His body is marked and aching, and yet the performance continues, Kiyoomi’s back arching under Atsumu’s guiding hands that threaten to pull him apart piece by piece. Kiyoomi continues to fold himself into new positions to fit within whatever dynamic exists in their relationship, because as much as this hurts, Kiyoomi is desperate for it. He’s desperate for the the pain that threatens to bring his joints to crack and makes him cry, because it feels so damn good. Kiyoomi could never reveal his true feelings, could never rip away his mask, because he couldn’t risk losing this. Whatever could be gained from the fruitless venture of sharing his feelings is not worth the potential loss of Atsumu’s body on top of his, his mouth kissing and licking and biting every inch of exposed skin. There is nothing more for Kiyoomi than this. Kiyoomi is filled with the same sort of fire that burns within Atsumu, and maybe, just maybe, he’s the only one who can match Atsumu blow-for-blow. Maybe Kiyoomi is the only one who can take him this way, can fill his most primal needs the way he does for Kiyoomi. These moments so devoid of all tenderness and what others might call love are the only thing that can make Kiyoomi feel. He finds these days he can only feel when he’s raking his nails down Atsumu’s back while he fills him up inside, and maybe that’s enough. Atsumu tearing him apart and forcing him to his limits is a sort of mercy, he thinks. He would rather feel everything than nothing. In many ways, pain is better than emptiness.
When Atsumu leaves, and he will, because he always does, Kiyoomi will grieve. He will grieve whatever sort of sincere romantic connection will never exist between them, alone between the sheets. He will allow his heart to shatter into a million pieces, and cry into the silence of his room, because it’s easier than crying into the face of the one he loves who could never feel the same.

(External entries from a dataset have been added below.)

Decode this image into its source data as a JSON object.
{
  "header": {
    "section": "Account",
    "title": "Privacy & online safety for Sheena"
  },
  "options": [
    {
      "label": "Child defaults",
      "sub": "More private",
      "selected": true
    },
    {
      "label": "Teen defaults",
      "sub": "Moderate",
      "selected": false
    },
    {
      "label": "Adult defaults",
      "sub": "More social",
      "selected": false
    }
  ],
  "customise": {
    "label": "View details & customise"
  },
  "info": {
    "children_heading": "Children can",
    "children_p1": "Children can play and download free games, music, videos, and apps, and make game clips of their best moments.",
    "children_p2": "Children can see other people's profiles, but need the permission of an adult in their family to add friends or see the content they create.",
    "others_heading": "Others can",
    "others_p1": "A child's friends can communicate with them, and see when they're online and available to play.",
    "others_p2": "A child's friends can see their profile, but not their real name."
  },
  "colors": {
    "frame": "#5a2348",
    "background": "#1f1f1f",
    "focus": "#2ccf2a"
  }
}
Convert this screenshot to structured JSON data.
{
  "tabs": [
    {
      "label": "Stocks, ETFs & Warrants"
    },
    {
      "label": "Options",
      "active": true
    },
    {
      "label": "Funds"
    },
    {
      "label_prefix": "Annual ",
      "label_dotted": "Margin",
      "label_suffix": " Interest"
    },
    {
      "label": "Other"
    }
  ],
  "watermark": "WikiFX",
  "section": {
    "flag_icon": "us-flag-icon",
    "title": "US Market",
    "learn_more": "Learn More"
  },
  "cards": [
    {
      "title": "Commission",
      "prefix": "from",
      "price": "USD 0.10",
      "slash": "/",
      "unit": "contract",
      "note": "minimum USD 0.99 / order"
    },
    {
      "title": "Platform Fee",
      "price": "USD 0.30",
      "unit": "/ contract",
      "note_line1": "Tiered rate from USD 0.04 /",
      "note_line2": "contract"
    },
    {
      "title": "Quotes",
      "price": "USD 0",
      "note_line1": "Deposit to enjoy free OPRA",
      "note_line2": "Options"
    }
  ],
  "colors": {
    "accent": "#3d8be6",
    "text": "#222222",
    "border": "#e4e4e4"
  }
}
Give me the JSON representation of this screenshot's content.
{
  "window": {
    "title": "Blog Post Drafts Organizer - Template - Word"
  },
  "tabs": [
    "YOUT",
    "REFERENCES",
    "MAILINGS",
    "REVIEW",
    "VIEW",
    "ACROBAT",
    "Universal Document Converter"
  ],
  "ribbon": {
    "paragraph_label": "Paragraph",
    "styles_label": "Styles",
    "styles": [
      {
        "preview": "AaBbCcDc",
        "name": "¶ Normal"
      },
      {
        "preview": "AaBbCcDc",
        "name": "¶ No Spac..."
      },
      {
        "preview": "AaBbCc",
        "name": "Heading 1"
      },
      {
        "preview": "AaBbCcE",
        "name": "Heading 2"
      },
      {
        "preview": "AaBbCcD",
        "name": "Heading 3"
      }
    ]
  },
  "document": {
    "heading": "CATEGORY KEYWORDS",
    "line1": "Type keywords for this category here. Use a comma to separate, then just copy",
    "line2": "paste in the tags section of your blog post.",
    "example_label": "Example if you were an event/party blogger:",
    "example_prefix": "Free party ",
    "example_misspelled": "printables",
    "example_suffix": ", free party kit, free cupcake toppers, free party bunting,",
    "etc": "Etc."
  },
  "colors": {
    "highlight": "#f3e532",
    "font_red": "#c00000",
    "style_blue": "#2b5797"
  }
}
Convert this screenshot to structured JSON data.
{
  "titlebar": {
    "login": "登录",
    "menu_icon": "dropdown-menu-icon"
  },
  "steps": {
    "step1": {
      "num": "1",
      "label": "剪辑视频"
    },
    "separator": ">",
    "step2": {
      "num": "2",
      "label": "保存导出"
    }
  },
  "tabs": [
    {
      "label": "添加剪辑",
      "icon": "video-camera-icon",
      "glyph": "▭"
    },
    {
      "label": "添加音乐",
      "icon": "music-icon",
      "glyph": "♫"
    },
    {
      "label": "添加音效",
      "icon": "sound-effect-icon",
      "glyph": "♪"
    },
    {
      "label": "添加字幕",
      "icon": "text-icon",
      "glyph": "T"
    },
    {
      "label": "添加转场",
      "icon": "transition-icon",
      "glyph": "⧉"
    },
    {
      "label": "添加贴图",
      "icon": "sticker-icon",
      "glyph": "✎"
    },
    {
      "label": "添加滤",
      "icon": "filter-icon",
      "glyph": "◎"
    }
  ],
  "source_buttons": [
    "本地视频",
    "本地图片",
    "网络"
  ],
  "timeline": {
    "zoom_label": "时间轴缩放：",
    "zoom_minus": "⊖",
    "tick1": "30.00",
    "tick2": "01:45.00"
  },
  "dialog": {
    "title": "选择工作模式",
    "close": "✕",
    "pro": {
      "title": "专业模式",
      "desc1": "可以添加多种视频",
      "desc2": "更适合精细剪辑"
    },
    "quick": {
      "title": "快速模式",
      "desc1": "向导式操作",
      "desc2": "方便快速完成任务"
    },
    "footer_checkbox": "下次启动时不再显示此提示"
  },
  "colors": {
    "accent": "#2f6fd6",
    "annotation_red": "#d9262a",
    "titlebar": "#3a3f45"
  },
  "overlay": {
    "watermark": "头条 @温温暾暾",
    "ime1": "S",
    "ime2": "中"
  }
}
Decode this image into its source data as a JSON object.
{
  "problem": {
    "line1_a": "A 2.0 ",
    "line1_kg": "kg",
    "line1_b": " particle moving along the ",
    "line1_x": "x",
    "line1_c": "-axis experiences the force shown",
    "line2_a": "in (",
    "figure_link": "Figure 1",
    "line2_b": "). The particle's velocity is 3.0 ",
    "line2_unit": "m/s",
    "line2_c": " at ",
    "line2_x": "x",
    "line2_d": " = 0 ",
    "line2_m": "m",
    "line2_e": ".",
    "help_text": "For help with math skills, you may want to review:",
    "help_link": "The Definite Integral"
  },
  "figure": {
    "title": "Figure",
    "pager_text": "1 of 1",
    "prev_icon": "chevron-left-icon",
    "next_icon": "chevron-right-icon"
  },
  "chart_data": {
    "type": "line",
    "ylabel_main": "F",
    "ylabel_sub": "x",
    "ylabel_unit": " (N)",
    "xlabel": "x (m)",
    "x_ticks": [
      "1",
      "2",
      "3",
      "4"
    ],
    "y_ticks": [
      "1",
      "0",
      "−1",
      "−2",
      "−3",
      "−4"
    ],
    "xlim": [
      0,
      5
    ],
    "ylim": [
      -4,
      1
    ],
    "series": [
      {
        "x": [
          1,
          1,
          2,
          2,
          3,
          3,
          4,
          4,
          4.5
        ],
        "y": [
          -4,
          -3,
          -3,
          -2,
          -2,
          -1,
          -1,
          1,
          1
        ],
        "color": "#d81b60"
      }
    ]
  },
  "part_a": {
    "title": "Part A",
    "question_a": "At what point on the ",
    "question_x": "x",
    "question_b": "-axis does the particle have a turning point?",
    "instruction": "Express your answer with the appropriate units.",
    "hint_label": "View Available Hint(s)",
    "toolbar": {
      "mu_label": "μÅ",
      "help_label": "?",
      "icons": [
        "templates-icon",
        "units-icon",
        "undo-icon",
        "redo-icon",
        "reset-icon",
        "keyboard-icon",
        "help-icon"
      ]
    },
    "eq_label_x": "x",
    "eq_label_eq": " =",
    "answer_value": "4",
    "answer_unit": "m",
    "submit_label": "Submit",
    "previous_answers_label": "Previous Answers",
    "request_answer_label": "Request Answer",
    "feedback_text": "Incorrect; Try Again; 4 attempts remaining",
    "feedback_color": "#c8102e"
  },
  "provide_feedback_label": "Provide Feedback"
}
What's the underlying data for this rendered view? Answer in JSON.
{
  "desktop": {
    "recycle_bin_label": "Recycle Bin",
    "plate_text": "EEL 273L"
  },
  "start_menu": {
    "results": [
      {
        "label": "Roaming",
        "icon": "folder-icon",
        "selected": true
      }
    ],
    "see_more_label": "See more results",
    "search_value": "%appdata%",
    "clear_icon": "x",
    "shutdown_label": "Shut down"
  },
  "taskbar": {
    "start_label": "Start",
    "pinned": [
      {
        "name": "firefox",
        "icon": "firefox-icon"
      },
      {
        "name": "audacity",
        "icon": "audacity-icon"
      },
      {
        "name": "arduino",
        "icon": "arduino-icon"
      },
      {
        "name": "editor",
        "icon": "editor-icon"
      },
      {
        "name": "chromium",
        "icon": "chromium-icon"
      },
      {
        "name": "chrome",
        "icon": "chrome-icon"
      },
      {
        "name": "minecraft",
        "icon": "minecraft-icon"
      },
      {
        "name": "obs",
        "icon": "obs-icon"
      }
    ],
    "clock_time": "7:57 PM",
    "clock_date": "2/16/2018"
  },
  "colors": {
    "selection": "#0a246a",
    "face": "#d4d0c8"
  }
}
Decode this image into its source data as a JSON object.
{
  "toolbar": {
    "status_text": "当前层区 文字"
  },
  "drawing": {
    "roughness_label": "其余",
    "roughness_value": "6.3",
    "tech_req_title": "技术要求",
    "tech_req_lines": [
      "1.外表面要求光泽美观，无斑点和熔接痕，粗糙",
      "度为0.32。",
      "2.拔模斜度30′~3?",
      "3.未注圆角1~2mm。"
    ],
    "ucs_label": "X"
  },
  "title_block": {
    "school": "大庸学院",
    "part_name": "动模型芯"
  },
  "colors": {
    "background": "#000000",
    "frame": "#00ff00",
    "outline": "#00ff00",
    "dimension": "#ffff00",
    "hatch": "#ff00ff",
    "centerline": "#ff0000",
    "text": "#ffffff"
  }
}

But for now, the show must go on, so Sakusa Kiyoomi the contortionist once again twists himself into the shape Miya Atsumu likes best.